A few weeks after the Capitals were eliminated from the playoffs, veteran right wing Mike Knuble was asked what kind of coach would be the perfect fit for the Caps.
"Maybe they need to find somebody who can communicate well with the players yet not coddle them," Knuble said. "Maybe a style between Bruce and Dale."
He was referring, of course, to the offensive style of Bruce Boudreau and the defensive style of Dale Hunter.
In Adam Oates, the Capitals believe they have found that coach.
Nearly everyone who has worked with Oates, either as a player or a coach, talks about his hockey intellect and the importance of trusting in it.
"I think he'll be a great balance between Bruce and Dale," former teammate and current Capitals associate goaltending coach Olie Kolzig said Tuesday. "Dale was a blue collar guy who believed in defensive hockey.
"When he took over for Boudreau on Nov. 28 we were a very fragile hockey team both defensively and offensively. And the way he corrected it was by saying, 'Hey, if we can't score goals we can sure as hell prevent them.' And to his credit he got all the guys to buy in. We were one game away from going to the conference finals.
"But we still maybe weren't utilizing the players that we had."
Players like Alex Ovechkin, Nicklas Backstrom, Alex Semin, Mike Green and Marcus Johansson were asked to sacrifice their offensive talents for a more patient defensive game.

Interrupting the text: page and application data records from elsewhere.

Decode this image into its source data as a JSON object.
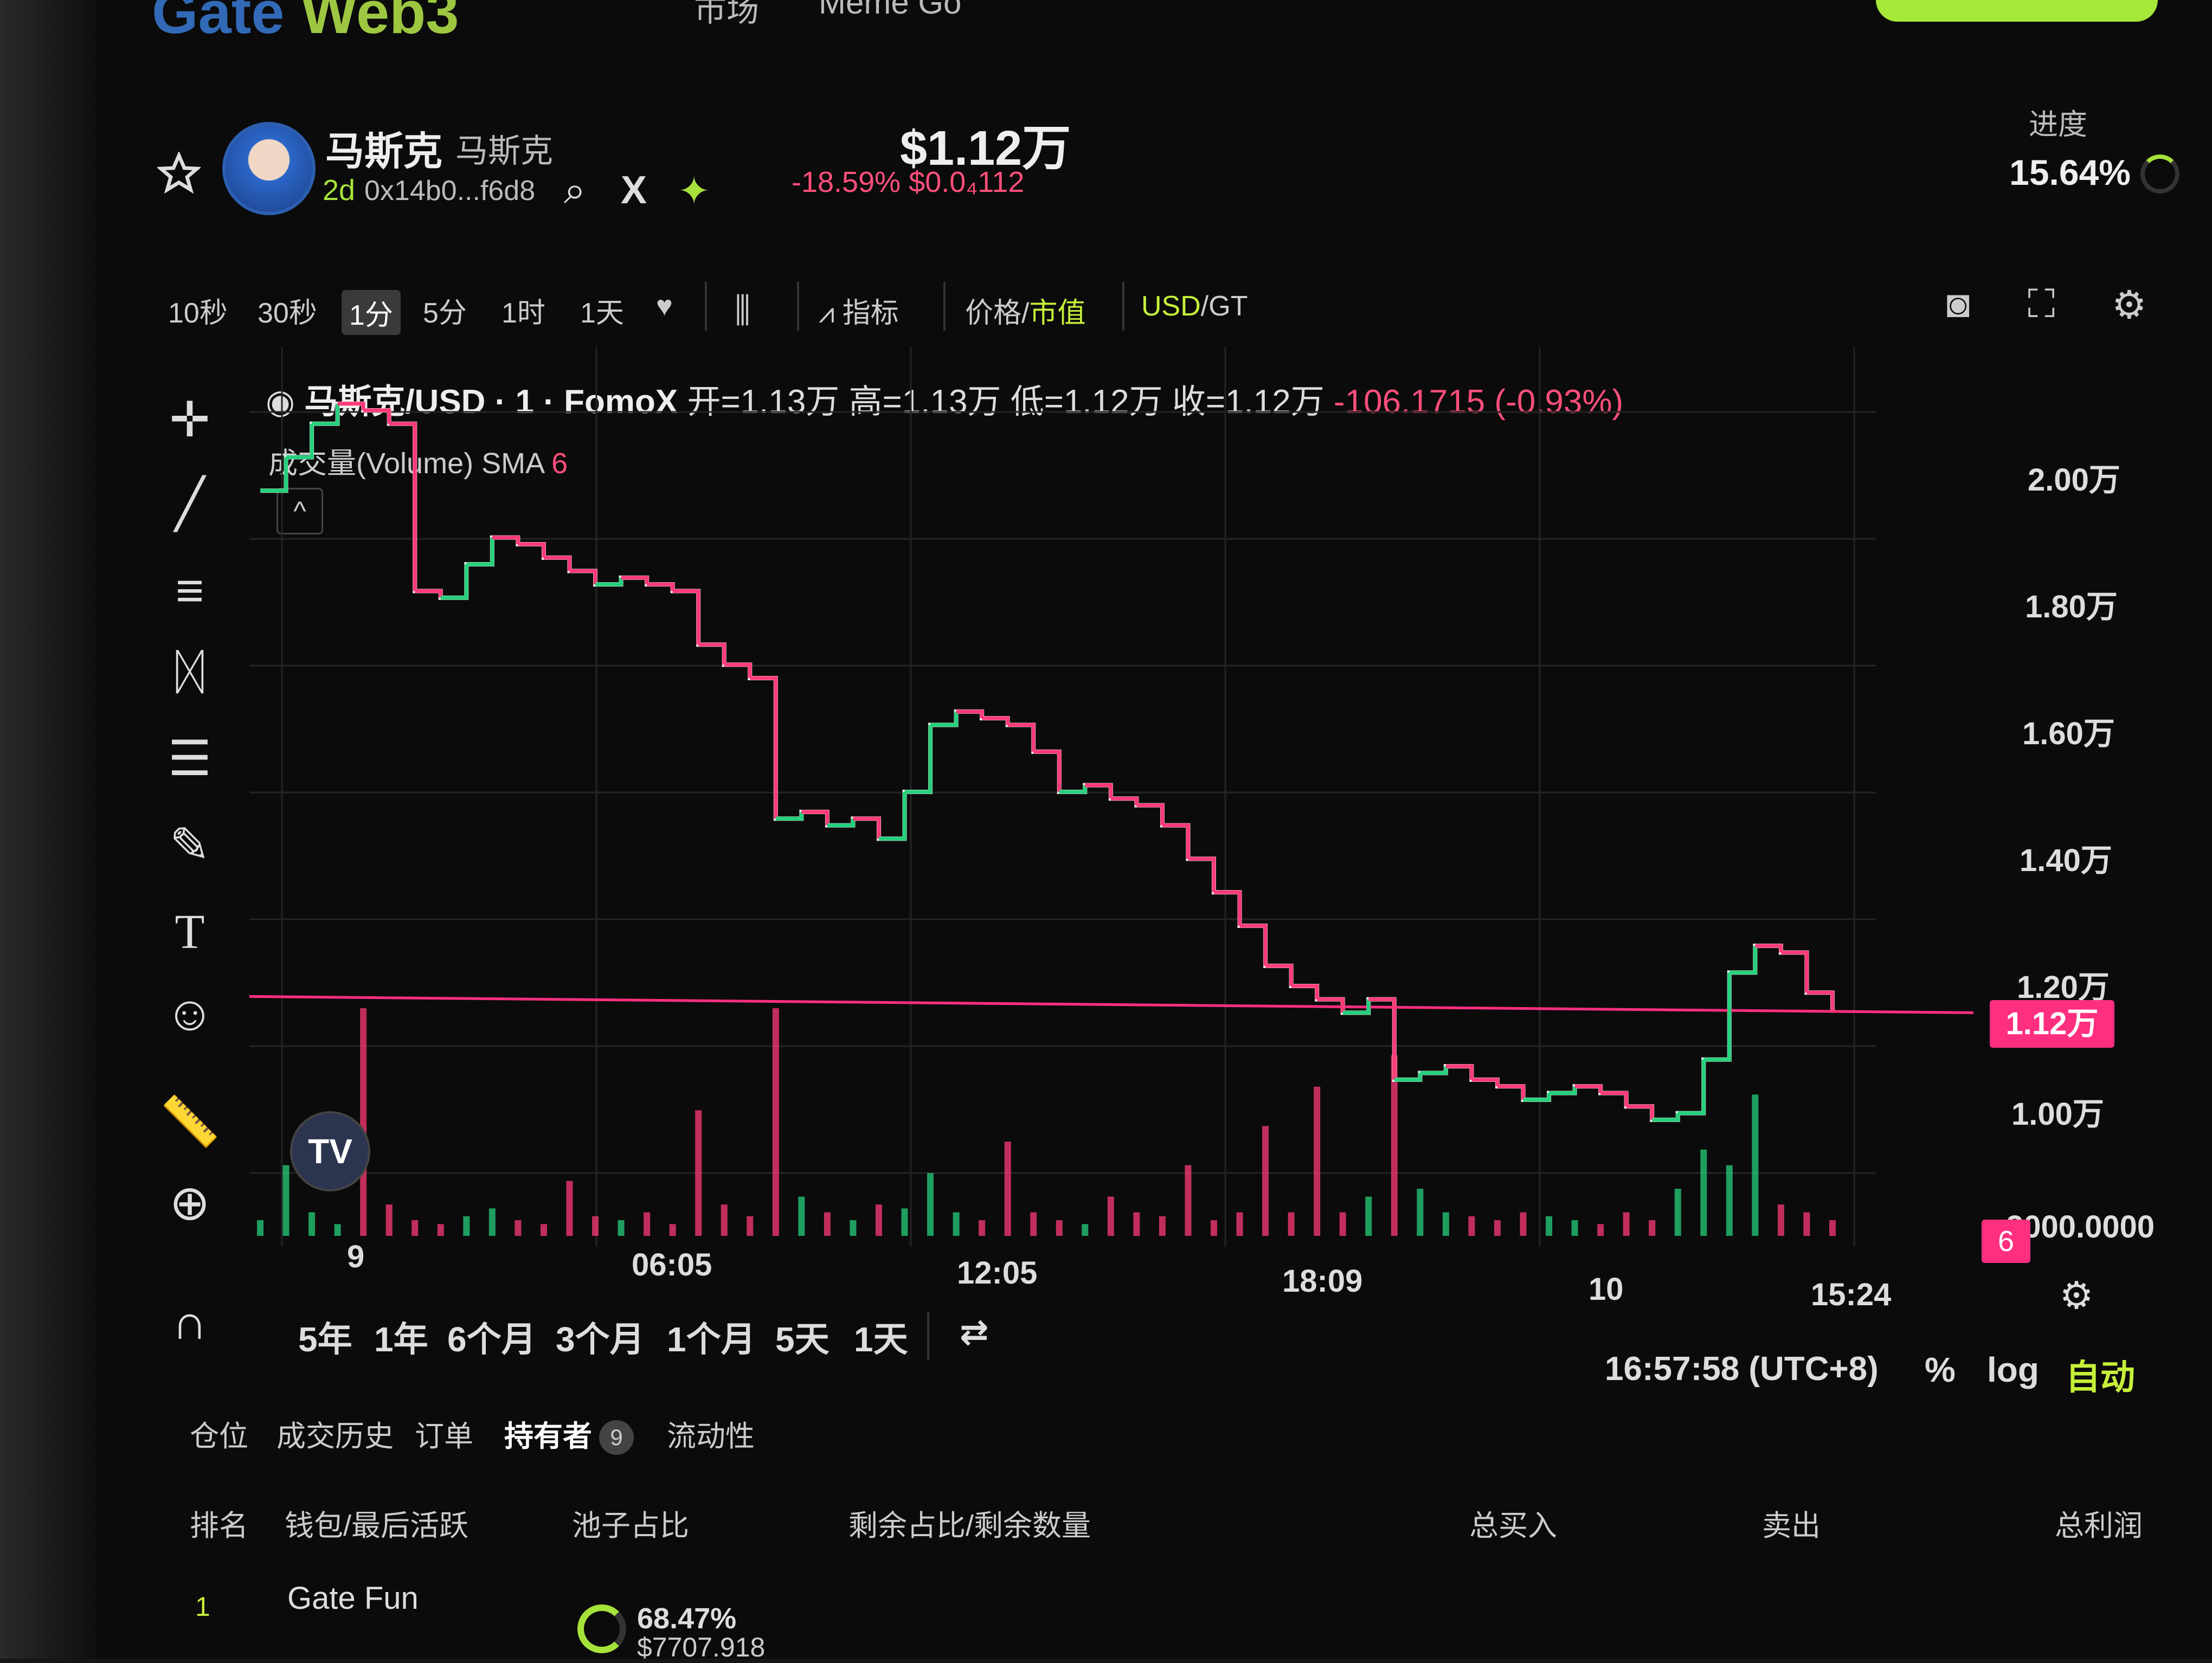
{
  "brand": {
    "name_a": "Gate",
    "name_b": "Web3"
  },
  "nav": {
    "item1": "市场",
    "item2": "Meme Go"
  },
  "token": {
    "name": "马斯克",
    "subname": "马斯克",
    "age": "2d",
    "address": "0x14b0...f6d8",
    "price": "$1.12万",
    "change_pct": "-18.59%",
    "price_small": "$0.0₄112"
  },
  "progress": {
    "label": "进度",
    "value": "15.64%",
    "fraction": 0.1564
  },
  "toolbar": {
    "intervals": [
      "10秒",
      "30秒",
      "1分",
      "5分",
      "1时",
      "1天"
    ],
    "active_interval": "1分",
    "indicators": "指标",
    "price_label": "价格",
    "mcap_label": "市值",
    "usd_label": "USD",
    "gt_label": "GT"
  },
  "legend": {
    "pair": "马斯克/USD · 1 · FomoX",
    "open": "开=1.13万",
    "high": "高=1.13万",
    "low": "低=1.12万",
    "close": "收=1.12万",
    "change": "-106.1715 (-0.93%)",
    "volume": "成交量(Volume) SMA",
    "sma_len": "6"
  },
  "colors": {
    "up": "#26d07c",
    "down": "#ff3b78",
    "accent": "#c6f03a",
    "price_line": "#ff2f80"
  },
  "y_axis": [
    "2.00万",
    "1.80万",
    "1.60万",
    "1.40万",
    "1.20万",
    "1.00万"
  ],
  "price_tag": "1.12万",
  "vol_axis": "2000.0000",
  "vol_tag": "6",
  "x_axis": [
    "9",
    "06:05",
    "12:05",
    "18:09",
    "10",
    "15:24"
  ],
  "ranges": [
    "5年",
    "1年",
    "6个月",
    "3个月",
    "1个月",
    "5天",
    "1天"
  ],
  "time_readout": "16:57:58 (UTC+8)",
  "scale": {
    "pct": "%",
    "log": "log",
    "auto": "自动"
  },
  "tabs": {
    "items": [
      "仓位",
      "成交历史",
      "订单",
      "持有者",
      "流动性"
    ],
    "active": "持有者",
    "badge": "9"
  },
  "table": {
    "headers": [
      "排名",
      "钱包/最后活跃",
      "池子占比",
      "剩余占比/剩余数量",
      "总买入",
      "卖出",
      "总利润"
    ],
    "rows": [
      {
        "rank": "1",
        "wallet": "Gate Fun",
        "share": "68.47%",
        "value": "$7707.918"
      }
    ]
  },
  "chart_data": {
    "type": "line",
    "title": "",
    "ylabel": "",
    "ylim": [
      9000,
      20500
    ],
    "x_labels": [
      "9",
      "06:05",
      "12:05",
      "18:09",
      "10",
      "15:24"
    ],
    "series": [
      {
        "values": [
          19000,
          19500,
          20000,
          20300,
          20200,
          20000,
          17500,
          17400,
          17900,
          18300,
          18200,
          18000,
          17800,
          17600,
          17700,
          17600,
          17500,
          16700,
          16400,
          16200,
          14100,
          14200,
          14000,
          14100,
          13800,
          14500,
          15500,
          15700,
          15600,
          15500,
          15100,
          14500,
          14600,
          14400,
          14300,
          14000,
          13500,
          13000,
          12500,
          11900,
          11600,
          11400,
          11200,
          11400,
          10200,
          10300,
          10400,
          10200,
          10100,
          9900,
          10000,
          10100,
          10000,
          9800,
          9600,
          9700,
          10500,
          11800,
          12200,
          12100,
          11500,
          11200
        ],
        "volume": [
          200,
          900,
          300,
          150,
          2900,
          400,
          200,
          150,
          250,
          350,
          200,
          150,
          700,
          250,
          200,
          300,
          150,
          1600,
          400,
          250,
          2900,
          500,
          300,
          200,
          400,
          350,
          800,
          300,
          200,
          1200,
          300,
          200,
          150,
          500,
          300,
          250,
          900,
          200,
          300,
          1400,
          300,
          1900,
          300,
          500,
          2300,
          600,
          300,
          250,
          200,
          300,
          250,
          200,
          150,
          300,
          200,
          600,
          1100,
          900,
          1800,
          400,
          300,
          200
        ]
      }
    ],
    "last_price": 11200
  }
}
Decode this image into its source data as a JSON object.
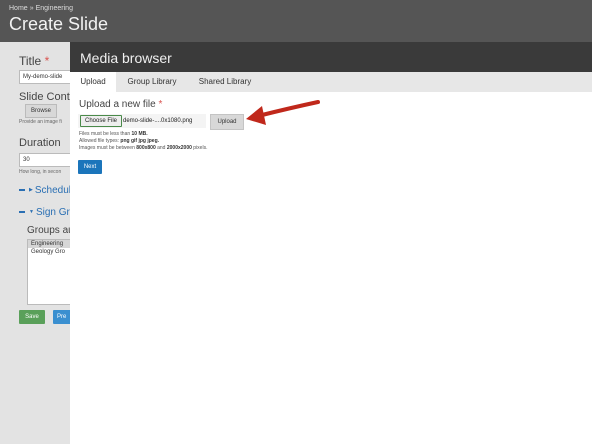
{
  "header": {
    "breadcrumb": [
      "Home",
      "Engineering"
    ],
    "breadcrumb_sep": "»",
    "title": "Create Slide"
  },
  "form": {
    "title_label": "Title",
    "title_value": "My-demo-slide",
    "slide_content_label": "Slide Conte",
    "browse_label": "Browse",
    "slide_content_help": "Provide an image fi",
    "duration_label": "Duration",
    "duration_value": "30",
    "duration_help": "How long, in secon",
    "schedule_label": "Schedul",
    "sign_groups_label": "Sign Gro",
    "groups_label": "Groups au",
    "groups": [
      {
        "label": "Engineering",
        "selected": true
      },
      {
        "label": "Geology Gro",
        "selected": false
      }
    ],
    "save_label": "Save",
    "preview_label": "Pre"
  },
  "modal": {
    "title": "Media browser",
    "tabs": [
      {
        "label": "Upload",
        "active": true
      },
      {
        "label": "Group Library",
        "active": false
      },
      {
        "label": "Shared Library",
        "active": false
      }
    ],
    "upload_heading": "Upload a new file",
    "choose_file_label": "Choose File",
    "file_name": "demo-slide-....0x1080.png",
    "upload_button": "Upload",
    "info_size_prefix": "Files must be less than ",
    "info_size_value": "10 MB.",
    "info_types_prefix": "Allowed file types: ",
    "info_types_value": "png gif jpg jpeg.",
    "info_dims_prefix": "Images must be between ",
    "info_dims_min": "800x800",
    "info_dims_and": " and ",
    "info_dims_max": "2000x2000",
    "info_dims_suffix": " pixels.",
    "next_label": "Next"
  },
  "colors": {
    "annotation_arrow": "#c0281b",
    "next_button": "#1b75bb"
  }
}
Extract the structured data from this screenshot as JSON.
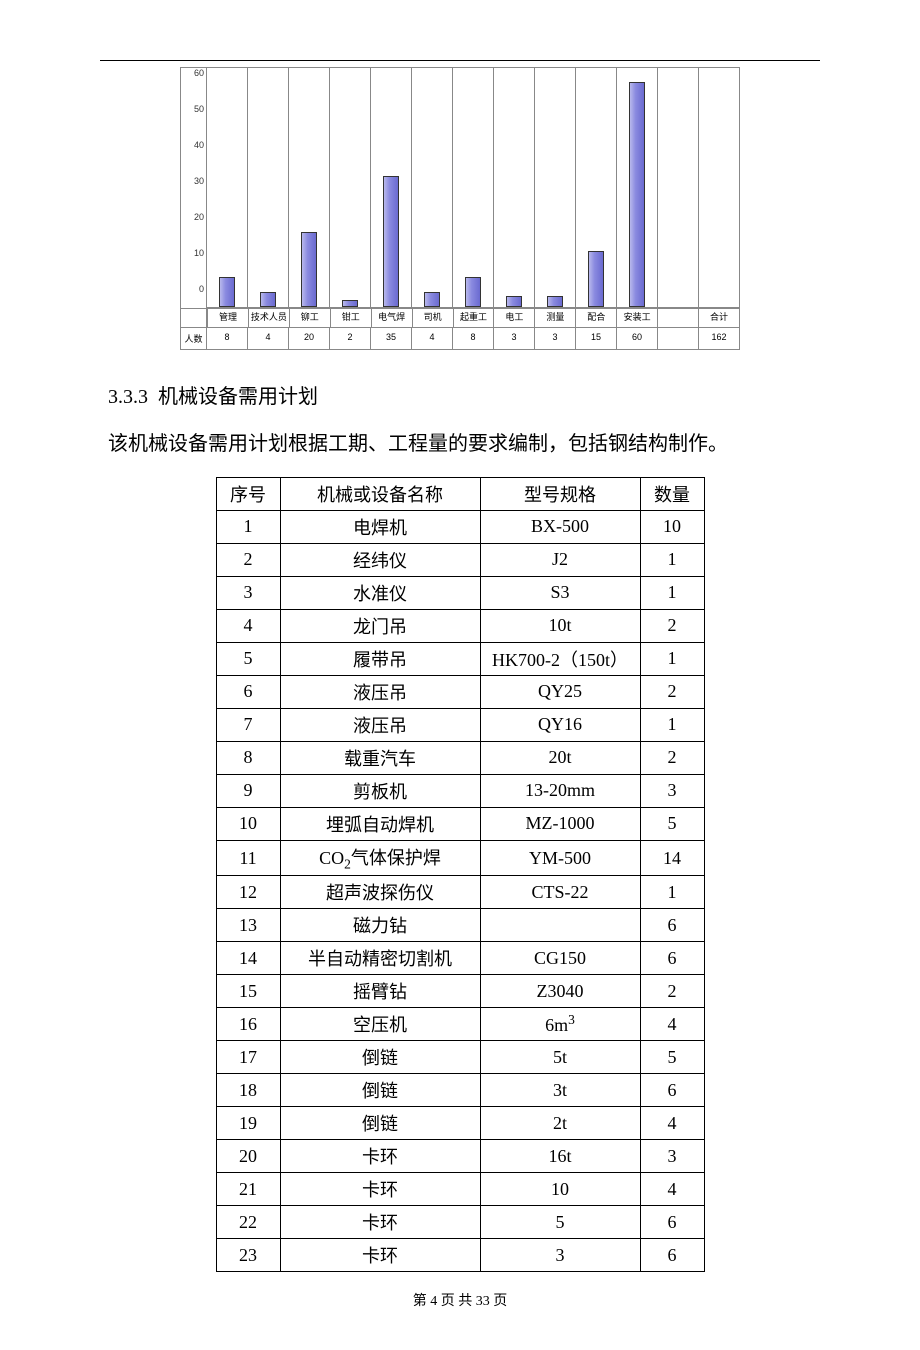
{
  "chart_data": {
    "type": "bar",
    "ylim": [
      0,
      60
    ],
    "yticks": [
      0,
      10,
      20,
      30,
      40,
      50,
      60
    ],
    "row_label": "人数",
    "series": [
      {
        "label": "管理",
        "value": 8
      },
      {
        "label": "技术人员",
        "value": 4
      },
      {
        "label": "铆工",
        "value": 20
      },
      {
        "label": "钳工",
        "value": 2
      },
      {
        "label": "电气焊",
        "value": 35
      },
      {
        "label": "司机",
        "value": 4
      },
      {
        "label": "起重工",
        "value": 8
      },
      {
        "label": "电工",
        "value": 3
      },
      {
        "label": "测量",
        "value": 3
      },
      {
        "label": "配合",
        "value": 15
      },
      {
        "label": "安装工",
        "value": 60
      },
      {
        "label": "",
        "value": null
      },
      {
        "label": "合计",
        "value": 162
      }
    ]
  },
  "section": {
    "number": "3.3.3",
    "title": "机械设备需用计划",
    "paragraph": "该机械设备需用计划根据工期、工程量的要求编制，包括钢结构制作。"
  },
  "table": {
    "headers": {
      "no": "序号",
      "name": "机械或设备名称",
      "spec": "型号规格",
      "qty": "数量"
    },
    "rows": [
      {
        "no": "1",
        "name": "电焊机",
        "spec": "BX-500",
        "qty": "10"
      },
      {
        "no": "2",
        "name": "经纬仪",
        "spec": "J2",
        "qty": "1"
      },
      {
        "no": "3",
        "name": "水准仪",
        "spec": "S3",
        "qty": "1"
      },
      {
        "no": "4",
        "name": "龙门吊",
        "spec": "10t",
        "qty": "2"
      },
      {
        "no": "5",
        "name": "履带吊",
        "spec": "HK700-2（150t）",
        "qty": "1"
      },
      {
        "no": "6",
        "name": "液压吊",
        "spec": "QY25",
        "qty": "2"
      },
      {
        "no": "7",
        "name": "液压吊",
        "spec": "QY16",
        "qty": "1"
      },
      {
        "no": "8",
        "name": "载重汽车",
        "spec": "20t",
        "qty": "2"
      },
      {
        "no": "9",
        "name": "剪板机",
        "spec": "13-20mm",
        "qty": "3"
      },
      {
        "no": "10",
        "name": "埋弧自动焊机",
        "spec": "MZ-1000",
        "qty": "5"
      },
      {
        "no": "11",
        "name": "CO₂气体保护焊",
        "spec": "YM-500",
        "qty": "14"
      },
      {
        "no": "12",
        "name": "超声波探伤仪",
        "spec": "CTS-22",
        "qty": "1"
      },
      {
        "no": "13",
        "name": "磁力钻",
        "spec": "",
        "qty": "6"
      },
      {
        "no": "14",
        "name": "半自动精密切割机",
        "spec": "CG150",
        "qty": "6"
      },
      {
        "no": "15",
        "name": "摇臂钻",
        "spec": "Z3040",
        "qty": "2"
      },
      {
        "no": "16",
        "name": "空压机",
        "spec": "6m³",
        "qty": "4"
      },
      {
        "no": "17",
        "name": "倒链",
        "spec": "5t",
        "qty": "5"
      },
      {
        "no": "18",
        "name": "倒链",
        "spec": "3t",
        "qty": "6"
      },
      {
        "no": "19",
        "name": "倒链",
        "spec": "2t",
        "qty": "4"
      },
      {
        "no": "20",
        "name": "卡环",
        "spec": "16t",
        "qty": "3"
      },
      {
        "no": "21",
        "name": "卡环",
        "spec": "10",
        "qty": "4"
      },
      {
        "no": "22",
        "name": "卡环",
        "spec": "5",
        "qty": "6"
      },
      {
        "no": "23",
        "name": "卡环",
        "spec": "3",
        "qty": "6"
      }
    ]
  },
  "footer": {
    "text": "第 4 页 共 33 页"
  }
}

They did, but it wasn't enough to get the Capitals to the conference finals for the first time since 1998.
"What's going to be great about Adam," Kolzig said. "is that he'll be able to relate to those offensive guys, but at the same time still keep everybody accountable in their own end. That's the balance I think George is looking for."
Joel Ward certainly hopes so. Ward was one of the veterans who inhabited Hunter's doghouse near the end of the regular season and he's anxious to get a second chance under Oates, who helped take the New Jersey Devils to the Stanley Cup Finals last season.
"Honestly, you like to score and put up a lot of goals, but you need to play defensively and we were headed in that direction under Dale," Ward said. "If we can continue that path and use the offensive talent we have we can be successful.
"You can see the succes the Devils had by playing good defensively and getting timely goals."
Oates will be remembered by Capitals fans as one of the best playmakers ever to wear a Caps jersey. But Kolzig pointed out there were nuances to his game others never noticed.
"He'd be in the stick room getting guys to change the lie of their stick to receive a pass, or the curve of their stick to get off a better shot," Kolzig said. "Nine times out of 10 he was right."
Kolzig pointed out that as well as Oates played offensively, he was also on the Caps' No. 1 penalty kill and took crucial faceoffs late in games. He also noted he was in excellent shape and worked hard enough in the offseason to play 19 years in the league.
"But I think one thing people don't realize is how intense he was," Kolzig said. "He was always ready. He was always prepared. You could see back then he would be a great hockey coach. He was a great communicator. He could talk with anybody and everybody."
Ward said he's looking forward to getting to know Oates but stressed that his success ultimately will be judged on one thing.
"Wins," he said. "It's pretty simple. No matter who is coach, we need to win hockey games."